__What is required__. Check each line of the records below for the word "version" and copy those where it appears.

__Source data__.
■ ■ ■
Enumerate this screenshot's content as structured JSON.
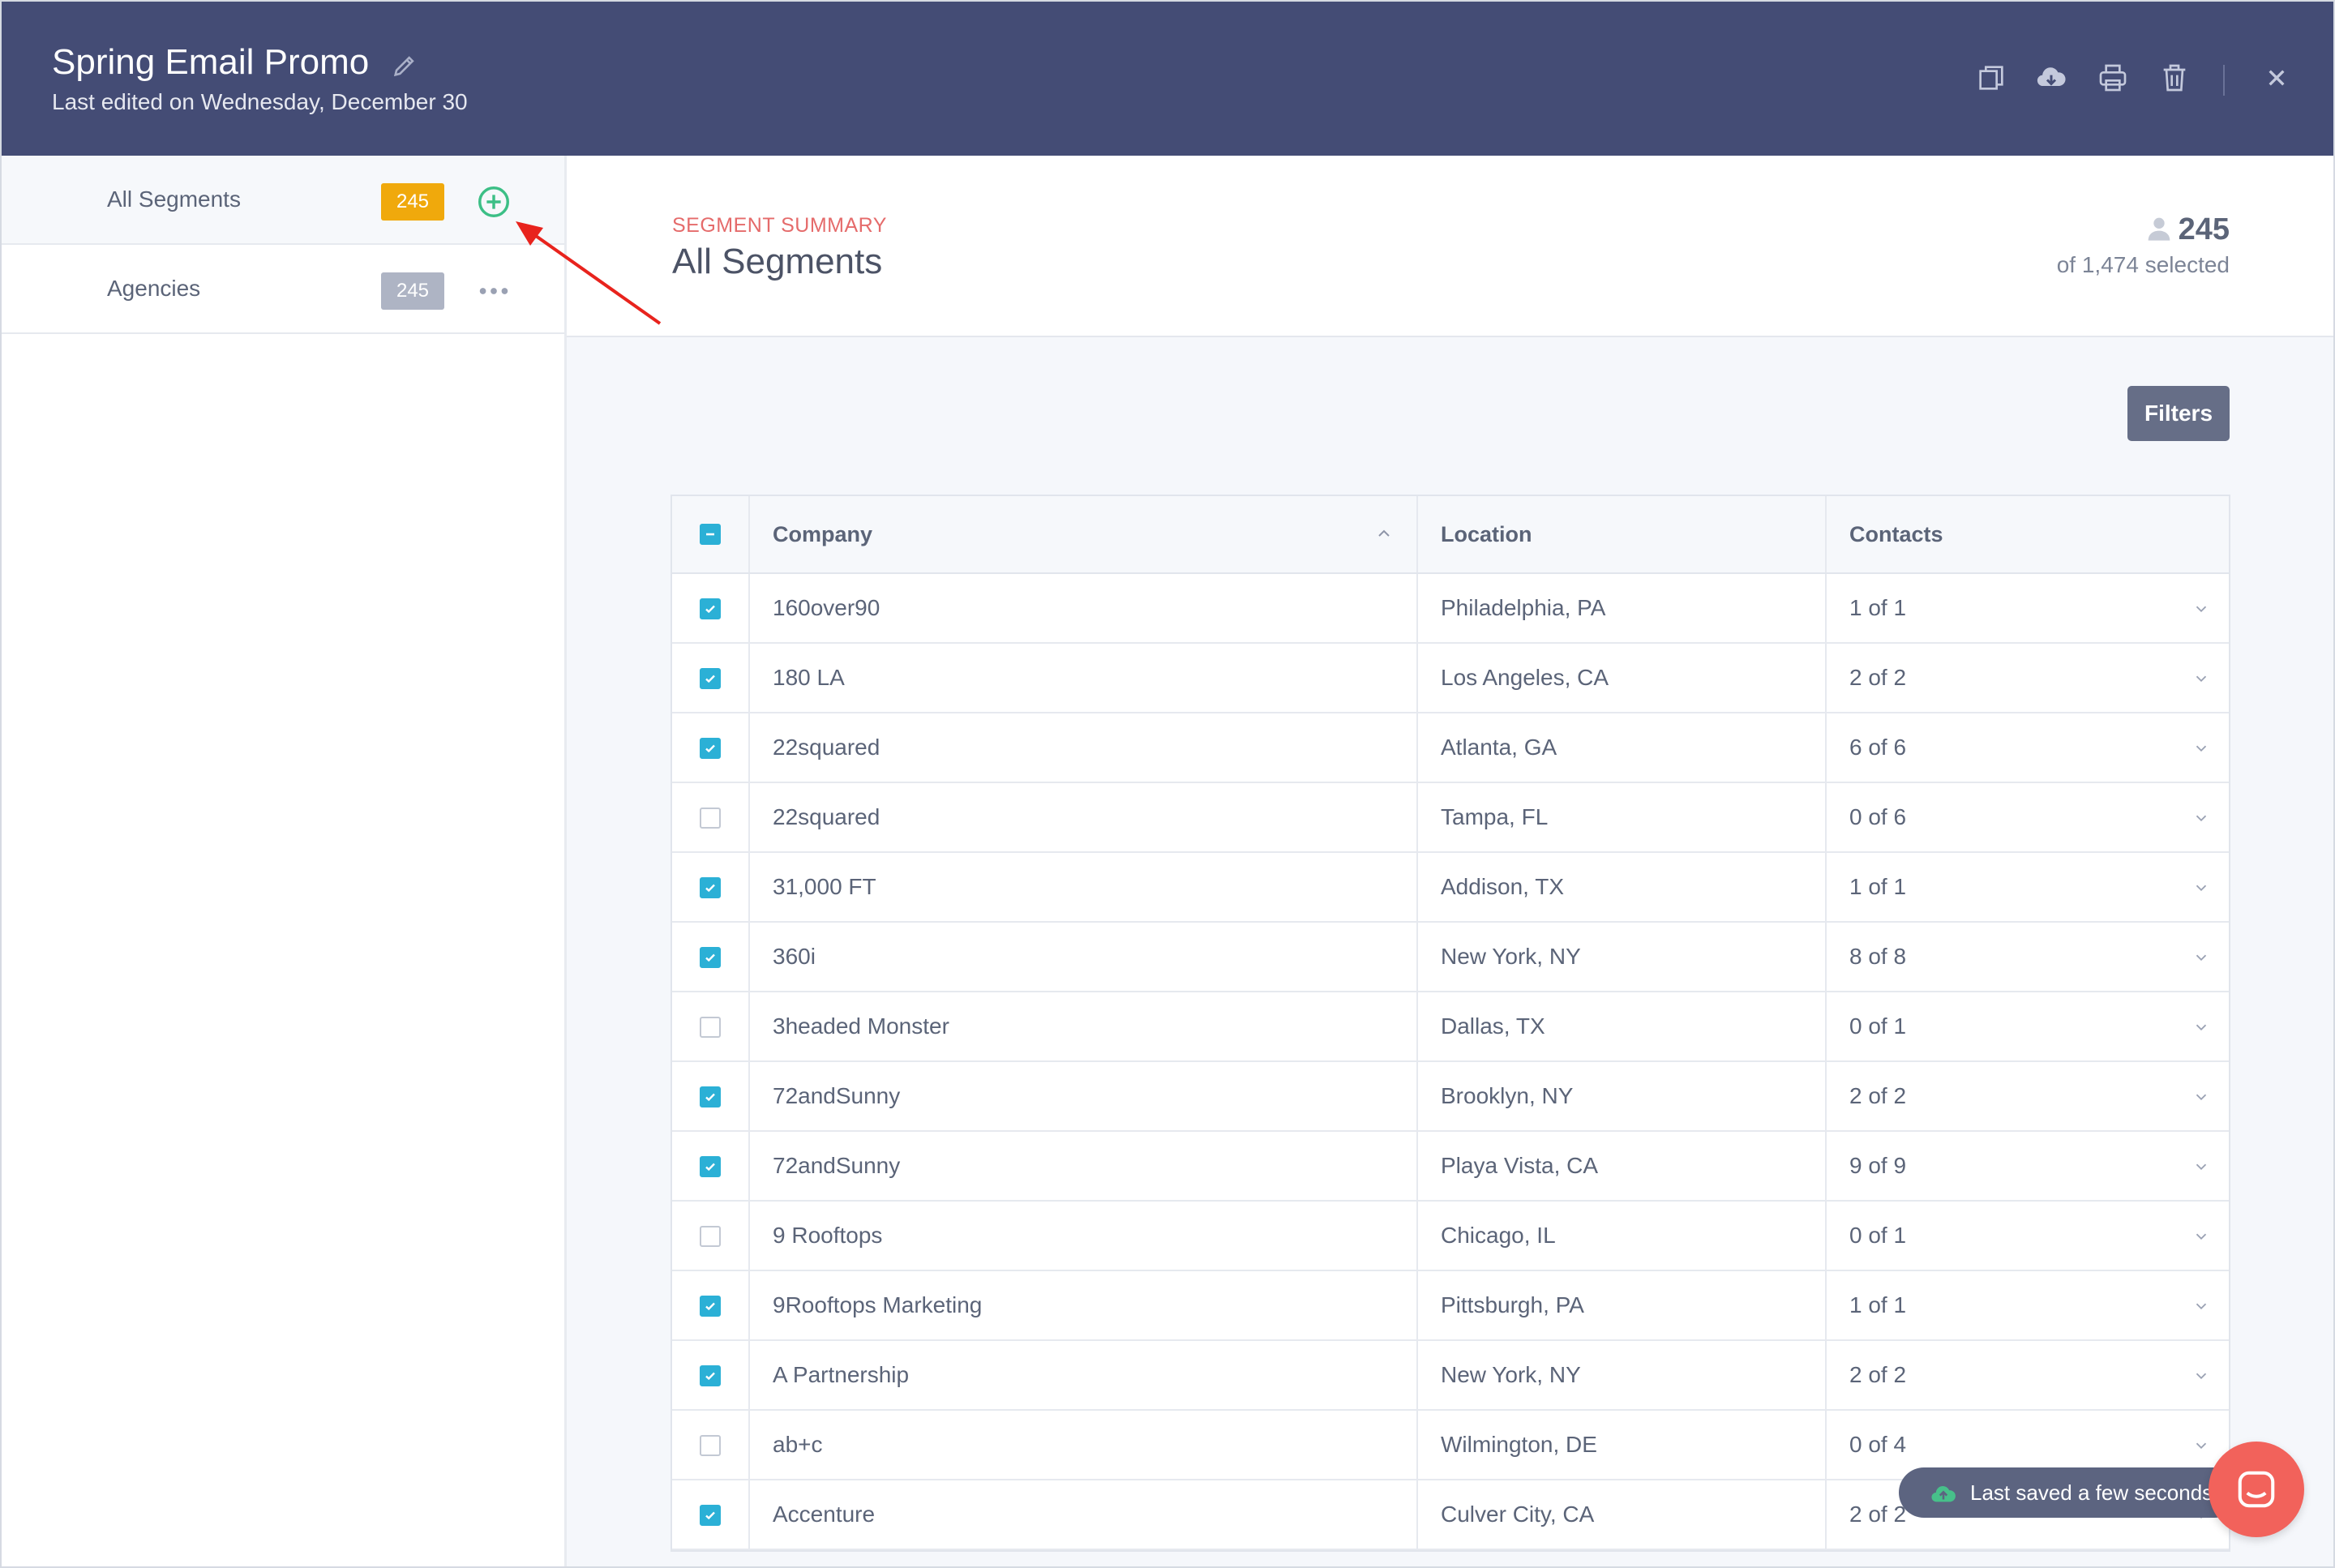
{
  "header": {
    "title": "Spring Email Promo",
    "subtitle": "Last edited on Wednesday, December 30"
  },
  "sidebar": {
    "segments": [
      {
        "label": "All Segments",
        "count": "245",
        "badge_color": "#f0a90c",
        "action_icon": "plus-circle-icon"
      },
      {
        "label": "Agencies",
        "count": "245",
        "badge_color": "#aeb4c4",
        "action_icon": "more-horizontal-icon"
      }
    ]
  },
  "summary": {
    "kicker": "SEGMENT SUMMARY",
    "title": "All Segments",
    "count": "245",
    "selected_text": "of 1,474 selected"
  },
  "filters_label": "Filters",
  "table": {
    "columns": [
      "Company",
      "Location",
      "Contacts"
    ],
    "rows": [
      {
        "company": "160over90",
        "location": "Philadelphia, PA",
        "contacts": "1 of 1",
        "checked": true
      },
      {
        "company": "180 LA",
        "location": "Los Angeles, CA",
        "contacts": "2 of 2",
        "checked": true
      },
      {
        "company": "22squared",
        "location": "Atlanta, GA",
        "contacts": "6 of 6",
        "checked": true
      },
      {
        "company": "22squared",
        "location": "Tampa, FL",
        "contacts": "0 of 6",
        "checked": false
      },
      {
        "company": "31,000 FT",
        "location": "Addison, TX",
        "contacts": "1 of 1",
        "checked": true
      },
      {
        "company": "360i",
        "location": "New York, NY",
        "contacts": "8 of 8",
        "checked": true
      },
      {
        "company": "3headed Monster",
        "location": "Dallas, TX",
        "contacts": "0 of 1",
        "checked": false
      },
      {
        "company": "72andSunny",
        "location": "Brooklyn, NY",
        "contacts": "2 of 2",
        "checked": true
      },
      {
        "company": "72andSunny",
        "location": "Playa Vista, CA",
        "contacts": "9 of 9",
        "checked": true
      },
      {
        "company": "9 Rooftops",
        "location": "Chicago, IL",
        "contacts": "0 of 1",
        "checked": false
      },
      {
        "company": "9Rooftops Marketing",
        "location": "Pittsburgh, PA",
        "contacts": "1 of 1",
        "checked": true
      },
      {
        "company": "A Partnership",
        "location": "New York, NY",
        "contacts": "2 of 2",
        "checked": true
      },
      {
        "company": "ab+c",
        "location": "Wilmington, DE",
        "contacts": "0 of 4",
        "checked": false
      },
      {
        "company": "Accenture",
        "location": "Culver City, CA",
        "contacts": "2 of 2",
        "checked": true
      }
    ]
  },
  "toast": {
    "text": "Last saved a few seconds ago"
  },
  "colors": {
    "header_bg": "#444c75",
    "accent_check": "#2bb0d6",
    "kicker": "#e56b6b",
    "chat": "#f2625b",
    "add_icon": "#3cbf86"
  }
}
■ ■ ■
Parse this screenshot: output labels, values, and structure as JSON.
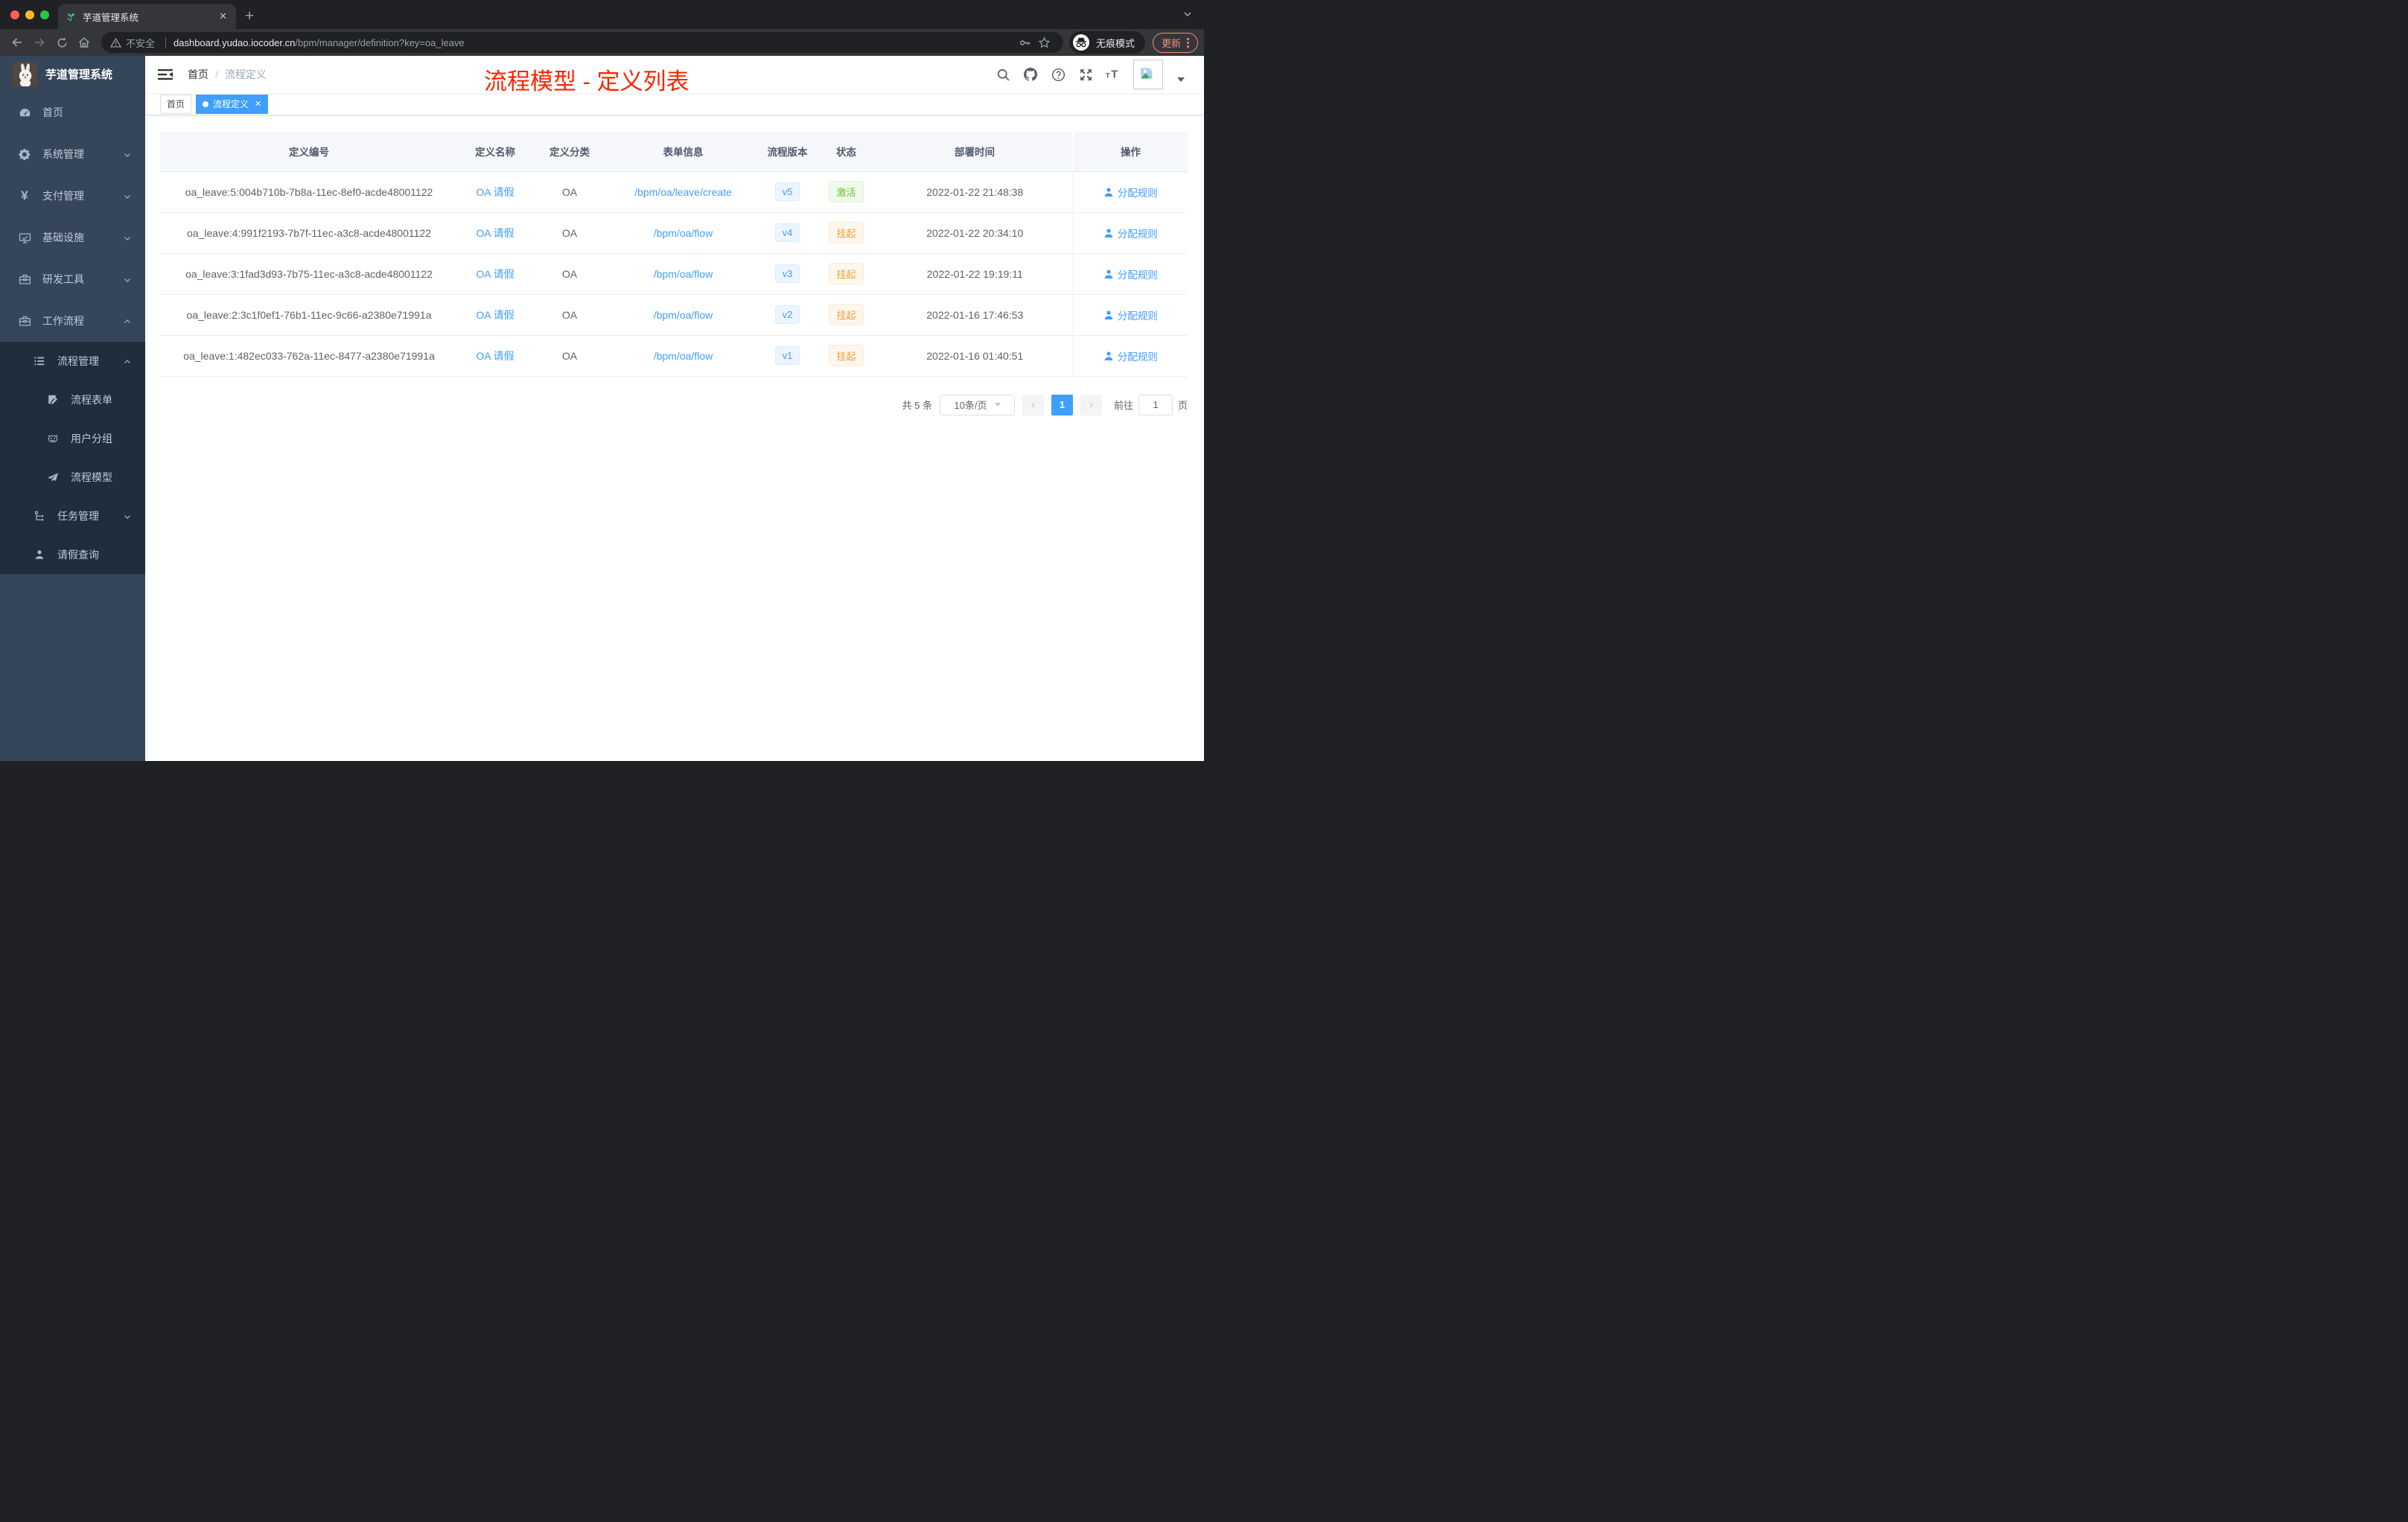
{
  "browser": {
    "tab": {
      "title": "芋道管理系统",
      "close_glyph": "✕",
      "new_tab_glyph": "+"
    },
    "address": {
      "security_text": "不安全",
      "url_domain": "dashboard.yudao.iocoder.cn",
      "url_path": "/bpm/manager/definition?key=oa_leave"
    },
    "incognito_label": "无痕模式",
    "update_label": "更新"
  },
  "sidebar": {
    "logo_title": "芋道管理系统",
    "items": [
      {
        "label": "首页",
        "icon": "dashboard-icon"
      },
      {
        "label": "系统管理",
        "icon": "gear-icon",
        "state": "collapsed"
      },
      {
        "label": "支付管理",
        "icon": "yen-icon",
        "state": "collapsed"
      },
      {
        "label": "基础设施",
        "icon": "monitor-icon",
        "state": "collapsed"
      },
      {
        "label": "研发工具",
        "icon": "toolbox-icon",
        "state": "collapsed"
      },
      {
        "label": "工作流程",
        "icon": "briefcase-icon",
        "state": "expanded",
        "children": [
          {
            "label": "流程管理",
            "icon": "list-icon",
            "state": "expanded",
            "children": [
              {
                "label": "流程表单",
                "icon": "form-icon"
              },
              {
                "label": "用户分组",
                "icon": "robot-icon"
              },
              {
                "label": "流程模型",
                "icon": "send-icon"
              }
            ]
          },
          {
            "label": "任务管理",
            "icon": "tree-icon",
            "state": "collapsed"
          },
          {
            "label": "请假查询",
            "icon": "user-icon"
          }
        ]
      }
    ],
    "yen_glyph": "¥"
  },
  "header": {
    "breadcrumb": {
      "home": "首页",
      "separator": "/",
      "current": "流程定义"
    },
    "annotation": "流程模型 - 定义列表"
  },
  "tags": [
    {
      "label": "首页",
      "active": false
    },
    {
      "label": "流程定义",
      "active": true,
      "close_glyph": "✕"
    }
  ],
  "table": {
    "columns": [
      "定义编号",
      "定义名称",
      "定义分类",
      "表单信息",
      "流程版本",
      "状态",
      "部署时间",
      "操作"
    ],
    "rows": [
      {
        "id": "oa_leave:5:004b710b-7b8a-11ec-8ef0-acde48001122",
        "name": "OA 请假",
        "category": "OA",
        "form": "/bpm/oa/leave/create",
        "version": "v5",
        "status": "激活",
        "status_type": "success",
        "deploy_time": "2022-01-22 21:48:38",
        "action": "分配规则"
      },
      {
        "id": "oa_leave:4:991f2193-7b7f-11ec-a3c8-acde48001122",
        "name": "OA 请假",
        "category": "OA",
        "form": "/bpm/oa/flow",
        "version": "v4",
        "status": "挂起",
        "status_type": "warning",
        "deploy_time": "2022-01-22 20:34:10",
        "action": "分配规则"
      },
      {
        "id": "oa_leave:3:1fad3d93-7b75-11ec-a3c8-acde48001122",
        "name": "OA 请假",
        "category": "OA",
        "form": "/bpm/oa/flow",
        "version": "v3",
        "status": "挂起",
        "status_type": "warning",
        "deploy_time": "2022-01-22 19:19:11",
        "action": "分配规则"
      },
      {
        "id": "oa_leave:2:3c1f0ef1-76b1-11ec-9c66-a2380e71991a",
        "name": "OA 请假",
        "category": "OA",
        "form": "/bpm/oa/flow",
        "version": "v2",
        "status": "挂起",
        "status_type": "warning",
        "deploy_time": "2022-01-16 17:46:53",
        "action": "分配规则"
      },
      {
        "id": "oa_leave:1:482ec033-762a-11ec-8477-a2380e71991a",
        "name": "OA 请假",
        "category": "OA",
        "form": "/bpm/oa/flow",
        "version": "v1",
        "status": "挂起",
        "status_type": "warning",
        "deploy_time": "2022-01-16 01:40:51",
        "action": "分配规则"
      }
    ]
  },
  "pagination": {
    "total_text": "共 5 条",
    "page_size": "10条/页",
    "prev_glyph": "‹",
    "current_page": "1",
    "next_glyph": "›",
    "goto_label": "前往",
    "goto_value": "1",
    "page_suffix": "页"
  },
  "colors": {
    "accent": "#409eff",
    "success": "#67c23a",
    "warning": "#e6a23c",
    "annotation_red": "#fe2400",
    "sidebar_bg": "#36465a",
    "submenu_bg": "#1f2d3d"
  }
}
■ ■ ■
__Final answer__.
        "version": "v5",
        "version": "v4",
        "version": "v3",
        "version": "v2",
        "version": "v1",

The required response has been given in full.